Not many writers continue to have their work celebrated centuries after their deaths, but its nothing new for William Shakespeare. Over the years, we’ve seen countless remakes, modernizations and spinoffs of the Bard’s stories.
It should therefore come as no surprise that a clever group of filmmakers has decided to serve up an animated take on what is perhaps his most famous work: “Romeo and Juliet.” What is more surprising is that said filmmakers, led by co-writer and director Kelly Asbury (“Shrek 2”), decided to tell the story through the eyes of plaster garden gnomes. It’s a clever premise, but the translation falls short in large part because Asbury has removed all things heartbreaking from a play that is, first and foremost, a tragedy.
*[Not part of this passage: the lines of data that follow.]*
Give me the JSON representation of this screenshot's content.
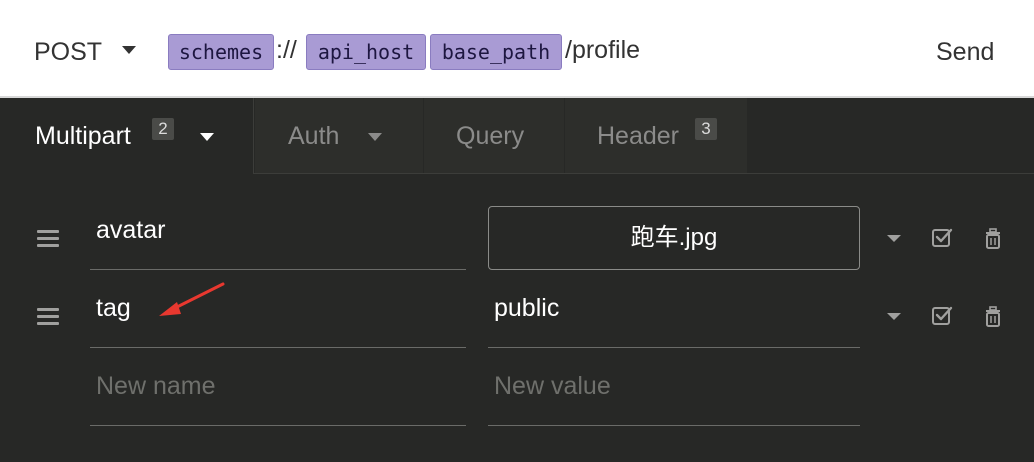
{
  "request": {
    "method": "POST",
    "url_vars": [
      "schemes",
      "api_host",
      "base_path"
    ],
    "url_separator": "://",
    "url_path": "/profile",
    "send_label": "Send"
  },
  "tabs": [
    {
      "label": "Multipart",
      "count": "2"
    },
    {
      "label": "Auth"
    },
    {
      "label": "Query"
    },
    {
      "label": "Header",
      "count": "3"
    }
  ],
  "params": [
    {
      "name": "avatar",
      "value": "跑车.jpg",
      "is_file": true
    },
    {
      "name": "tag",
      "value": "public",
      "is_file": false
    }
  ],
  "new_row": {
    "name_placeholder": "New name",
    "value_placeholder": "New value"
  },
  "colors": {
    "env_tag": "#a99bd4",
    "background": "#272826",
    "annotation_arrow": "#e8382f"
  },
  "icons": [
    "caret-down-icon",
    "drag-handle-icon",
    "checkbox-checked-icon",
    "trash-icon",
    "annotation-arrow"
  ]
}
The movie is set in England, where two neighbors with immaculate gardens are harboring an ongoing feud. On one side we have a gentleman named Capulet who populates his spectacular yard with gnomes that favor red clothing. On the other side, is a woman named Montague who goes for blue. Their quarrels, of course, extend to their gardens, where the Montague and Capulet gnomes have long bullied one another. Then, young Gnomeo Montague happens upon the impetuous Juliet Capulet and sparks fly.
The animation is brilliant, and the gnomes and other garden denizens are beautifully rendered. Sadly, the visuals are diminished by the fact that the story never takes off. The plotting will be so familiar to anyone who has read or seen “Romeo and Juliet” that surprises are scarce, yet Asbury and company altered many of the darkest and most compelling moments in the story. They do maintain the death of a high-profile Capulet, but even his tragic undoing is downplayed. And the well-known ending has, of course, been turned family friendly.
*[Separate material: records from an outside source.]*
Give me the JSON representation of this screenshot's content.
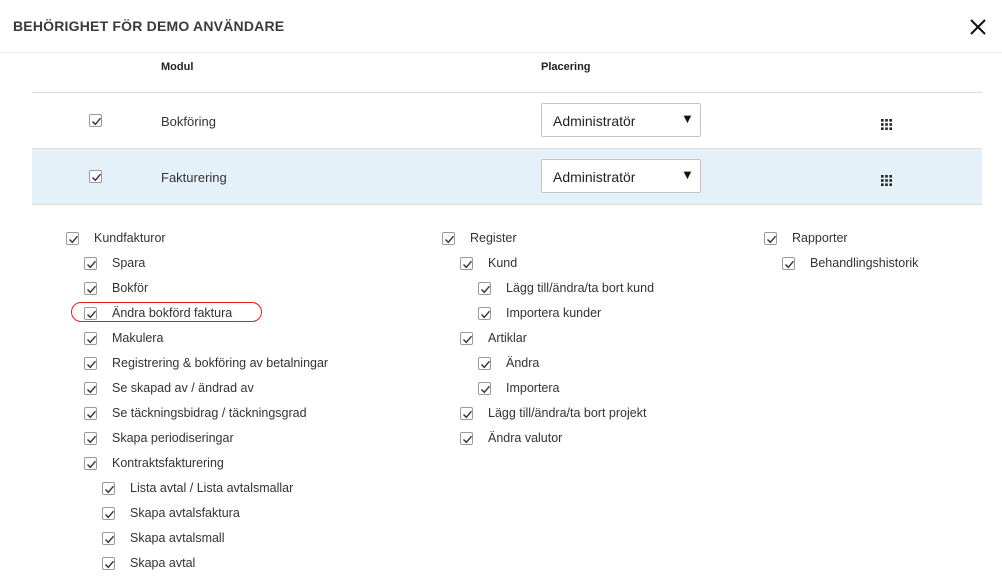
{
  "dialog": {
    "title": "BEHÖRIGHET FÖR DEMO ANVÄNDARE"
  },
  "table": {
    "col_module": "Modul",
    "col_placement": "Placering",
    "rows": [
      {
        "label": "Bokföring",
        "role": "Administratör",
        "checked": true,
        "highlighted": false
      },
      {
        "label": "Fakturering",
        "role": "Administratör",
        "checked": true,
        "highlighted": true
      }
    ]
  },
  "permissions": {
    "col1": [
      {
        "label": "Kundfakturor",
        "level": 0
      },
      {
        "label": "Spara",
        "level": 1
      },
      {
        "label": "Bokför",
        "level": 1
      },
      {
        "label": "Ändra bokförd faktura",
        "level": 1
      },
      {
        "label": "Makulera",
        "level": 1
      },
      {
        "label": "Registrering & bokföring av betalningar",
        "level": 1
      },
      {
        "label": "Se skapad av / ändrad av",
        "level": 1
      },
      {
        "label": "Se täckningsbidrag / täckningsgrad",
        "level": 1
      },
      {
        "label": "Skapa periodiseringar",
        "level": 1
      },
      {
        "label": "Kontraktsfakturering",
        "level": 1
      },
      {
        "label": "Lista avtal / Lista avtalsmallar",
        "level": 2
      },
      {
        "label": "Skapa avtalsfaktura",
        "level": 2
      },
      {
        "label": "Skapa avtalsmall",
        "level": 2
      },
      {
        "label": "Skapa avtal",
        "level": 2
      }
    ],
    "col2": [
      {
        "label": "Register",
        "level": 0
      },
      {
        "label": "Kund",
        "level": 1
      },
      {
        "label": "Lägg till/ändra/ta bort kund",
        "level": 2
      },
      {
        "label": "Importera kunder",
        "level": 2
      },
      {
        "label": "Artiklar",
        "level": 1
      },
      {
        "label": "Ändra",
        "level": 2
      },
      {
        "label": "Importera",
        "level": 2
      },
      {
        "label": "Lägg till/ändra/ta bort projekt",
        "level": 1
      },
      {
        "label": "Ändra valutor",
        "level": 1
      }
    ],
    "col3": [
      {
        "label": "Rapporter",
        "level": 0
      },
      {
        "label": "Behandlingshistorik",
        "level": 1
      }
    ]
  },
  "colors": {
    "row_highlight": "#e5f1f9",
    "annotation": "#e02020"
  },
  "icons": {
    "close": "close-icon",
    "checkbox": "checkmark-icon",
    "drag": "grid-dots-icon"
  }
}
“Gnomeo & Juliet” also features a soundtrack by pop star Elton John. Although there’s no debating the quality of his tunes, the use of such well-known songs as “Saturday Night’s All Right for Fighting” and “Don’t Go Breaking My Heart” seem forced. In other words, the songs don’t serve the story so much as the story seems designed to serve the songs.
DVD extras are limited to a music video and a couple making-of featurettes. The Blu-ray releases include those features plus two alternate endings, a collection of deleted and alternate scenes and a bit about Ozzy Osbourne, who did some voice work for the film.
— Forrest Hartman is an independent film critic. Read more of his work at ForrestHartman.com.